▸ **PROBLEM DETAILS**: Return the data that follows exactly, with each line intact.

Website and app data records:
--- START ---

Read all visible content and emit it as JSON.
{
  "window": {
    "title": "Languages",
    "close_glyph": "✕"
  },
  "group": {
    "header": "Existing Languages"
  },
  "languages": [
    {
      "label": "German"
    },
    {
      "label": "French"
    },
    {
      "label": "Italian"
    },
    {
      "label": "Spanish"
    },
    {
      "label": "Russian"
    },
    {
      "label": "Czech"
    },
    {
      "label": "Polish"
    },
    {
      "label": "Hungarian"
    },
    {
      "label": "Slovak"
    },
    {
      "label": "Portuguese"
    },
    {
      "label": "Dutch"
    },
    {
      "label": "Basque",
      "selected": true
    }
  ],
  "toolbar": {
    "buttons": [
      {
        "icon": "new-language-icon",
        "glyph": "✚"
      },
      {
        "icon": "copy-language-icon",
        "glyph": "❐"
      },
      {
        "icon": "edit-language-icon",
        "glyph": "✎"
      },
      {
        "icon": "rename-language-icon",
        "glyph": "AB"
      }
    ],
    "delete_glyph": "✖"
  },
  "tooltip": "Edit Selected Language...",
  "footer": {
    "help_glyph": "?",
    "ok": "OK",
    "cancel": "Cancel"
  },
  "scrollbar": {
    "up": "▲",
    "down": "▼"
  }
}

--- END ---

▸ **EXERCISE RESPONSE**:
Read all visible content and emit it as JSON.
{
  "window": {
    "title": "Languages",
    "close_glyph": "✕"
  },
  "group": {
    "header": "Existing Languages"
  },
  "languages": [
    {
      "label": "German"
    },
    {
      "label": "French"
    },
    {
      "label": "Italian"
    },
    {
      "label": "Spanish"
    },
    {
      "label": "Russian"
    },
    {
      "label": "Czech"
    },
    {
      "label": "Polish"
    },
    {
      "label": "Hungarian"
    },
    {
      "label": "Slovak"
    },
    {
      "label": "Portuguese"
    },
    {
      "label": "Dutch"
    },
    {
      "label": "Basque",
      "selected": true
    }
  ],
  "toolbar": {
    "buttons": [
      {
        "icon": "new-language-icon",
        "glyph": "✚"
      },
      {
        "icon": "copy-language-icon",
        "glyph": "❐"
      },
      {
        "icon": "edit-language-icon",
        "glyph": "✎"
      },
      {
        "icon": "rename-language-icon",
        "glyph": "AB"
      }
    ],
    "delete_glyph": "✖"
  },
  "tooltip": "Edit Selected Language...",
  "footer": {
    "help_glyph": "?",
    "ok": "OK",
    "cancel": "Cancel"
  },
  "scrollbar": {
    "up": "▲",
    "down": "▼"
  }
}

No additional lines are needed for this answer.